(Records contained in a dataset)
::::::::
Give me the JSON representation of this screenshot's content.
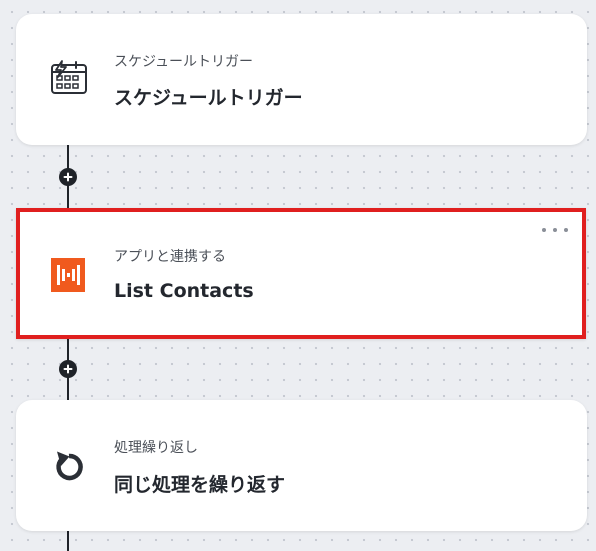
{
  "steps": [
    {
      "subtitle": "スケジュールトリガー",
      "title": "スケジュールトリガー",
      "icon": "schedule-trigger-icon"
    },
    {
      "subtitle": "アプリと連携する",
      "title": "List Contacts",
      "icon": "app-logo-icon",
      "selected": true,
      "icon_color": "#f05a1e"
    },
    {
      "subtitle": "処理繰り返し",
      "title": "同じ処理を繰り返す",
      "icon": "loop-icon"
    }
  ],
  "colors": {
    "selection_border": "#e01f1f",
    "connector": "#1f2329",
    "background": "#eceef2"
  }
}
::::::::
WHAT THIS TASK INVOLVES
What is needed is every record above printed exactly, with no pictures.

SOLUTION FOR THIS TASK
Give me the JSON representation of this screenshot's content.
{
  "steps": [
    {
      "subtitle": "スケジュールトリガー",
      "title": "スケジュールトリガー",
      "icon": "schedule-trigger-icon"
    },
    {
      "subtitle": "アプリと連携する",
      "title": "List Contacts",
      "icon": "app-logo-icon",
      "selected": true,
      "icon_color": "#f05a1e"
    },
    {
      "subtitle": "処理繰り返し",
      "title": "同じ処理を繰り返す",
      "icon": "loop-icon"
    }
  ],
  "colors": {
    "selection_border": "#e01f1f",
    "connector": "#1f2329",
    "background": "#eceef2"
  }
}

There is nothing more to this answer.